The fifth minute of the film shows young black males selling faux designer handbags. The bags are displayed in rows, placed on a sheet. The four men stand close to each other, each holding a set of stings, displaying their wares to passers by. In a crucial moment, they yank the strings they hold in their hands, an action that gathers together the four corners and edges of the cloth. In an instant, this pull brings the full stock of handbags together within the sheet, which is slung over a shoulder and quickly carried away—all in the moment before a Spanish police officer arrives on a motorcycle.
The viewer watching Neighbours is given license to question the participant’s ethnic, racial and national identity, to juxtapose European being and African existence, and evaluate the participant’s claims—to community or autonomy, to being at home or feeling irredeemably estranged, to a right to earn a living.

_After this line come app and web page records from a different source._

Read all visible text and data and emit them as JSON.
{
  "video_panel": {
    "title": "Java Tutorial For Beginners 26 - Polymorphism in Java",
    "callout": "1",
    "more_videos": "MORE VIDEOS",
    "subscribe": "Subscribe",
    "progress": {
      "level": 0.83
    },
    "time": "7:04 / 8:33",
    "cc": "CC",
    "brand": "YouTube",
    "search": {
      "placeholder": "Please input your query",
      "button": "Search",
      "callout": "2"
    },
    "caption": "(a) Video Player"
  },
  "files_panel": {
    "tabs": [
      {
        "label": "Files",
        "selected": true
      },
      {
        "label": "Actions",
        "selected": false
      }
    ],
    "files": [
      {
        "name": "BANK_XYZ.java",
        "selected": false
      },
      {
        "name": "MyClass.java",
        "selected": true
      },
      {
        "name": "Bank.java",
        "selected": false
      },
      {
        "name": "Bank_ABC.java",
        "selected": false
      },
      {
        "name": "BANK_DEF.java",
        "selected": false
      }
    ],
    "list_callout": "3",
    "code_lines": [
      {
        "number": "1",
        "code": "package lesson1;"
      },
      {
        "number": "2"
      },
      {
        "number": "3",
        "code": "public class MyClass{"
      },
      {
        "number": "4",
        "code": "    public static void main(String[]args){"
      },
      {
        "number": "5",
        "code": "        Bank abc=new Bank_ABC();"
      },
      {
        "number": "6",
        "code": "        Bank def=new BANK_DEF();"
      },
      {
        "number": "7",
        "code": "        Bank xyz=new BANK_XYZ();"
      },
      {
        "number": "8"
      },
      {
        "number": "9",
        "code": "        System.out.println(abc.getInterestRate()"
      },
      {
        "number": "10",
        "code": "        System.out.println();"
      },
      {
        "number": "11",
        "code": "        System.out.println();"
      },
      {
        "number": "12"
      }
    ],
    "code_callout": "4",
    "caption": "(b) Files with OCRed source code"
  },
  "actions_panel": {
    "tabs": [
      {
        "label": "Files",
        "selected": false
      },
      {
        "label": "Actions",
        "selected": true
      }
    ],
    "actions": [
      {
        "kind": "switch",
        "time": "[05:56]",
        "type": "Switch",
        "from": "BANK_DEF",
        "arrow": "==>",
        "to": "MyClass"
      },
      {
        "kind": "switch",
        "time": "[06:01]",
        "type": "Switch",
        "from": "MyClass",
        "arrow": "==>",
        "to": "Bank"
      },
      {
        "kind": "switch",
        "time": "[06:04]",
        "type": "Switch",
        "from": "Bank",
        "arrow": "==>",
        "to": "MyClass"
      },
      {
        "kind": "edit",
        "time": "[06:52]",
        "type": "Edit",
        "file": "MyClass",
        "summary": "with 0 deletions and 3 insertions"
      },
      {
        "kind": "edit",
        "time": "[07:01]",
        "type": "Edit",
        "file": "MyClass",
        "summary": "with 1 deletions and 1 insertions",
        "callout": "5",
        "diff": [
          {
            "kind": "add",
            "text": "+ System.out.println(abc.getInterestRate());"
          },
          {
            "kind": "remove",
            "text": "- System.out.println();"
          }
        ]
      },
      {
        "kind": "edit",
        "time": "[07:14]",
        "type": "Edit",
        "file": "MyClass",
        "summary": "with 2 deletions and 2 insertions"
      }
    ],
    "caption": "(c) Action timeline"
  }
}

As I suggested earlier, the strength of the film may be the pressured challenge it presents to conventional terms of identity and to analyses of diaspora, even as it puts those analytical tools to use.
- Campt, Tina “Family Matters: Diaspora, Difference and the Visual Archive” Social Text 98, Vol. 27, no.1 Spring 2009, p.83
- For extended discussion of the issue of black Europe, see Darlene Clark Hine; Trica Danielle Keaton; Stephen Small, eds. Black Europe and the African diaspora Urbana: University of Illinois Press, 2009.
- Edwards, Brent Hayes “The Uses of Diaspora”, Social Text 66 Vol 19, no.1. Spring 2001, p.10
- This eloquent phrasing is borrowed from Tina Campt. Campt, Tina “Family Matters: Diaspora, Difference and the Visual Archive” Social Text 98, Vol. 27, no.1 Spring 2009
- Edwards, 2
- Campt, 84.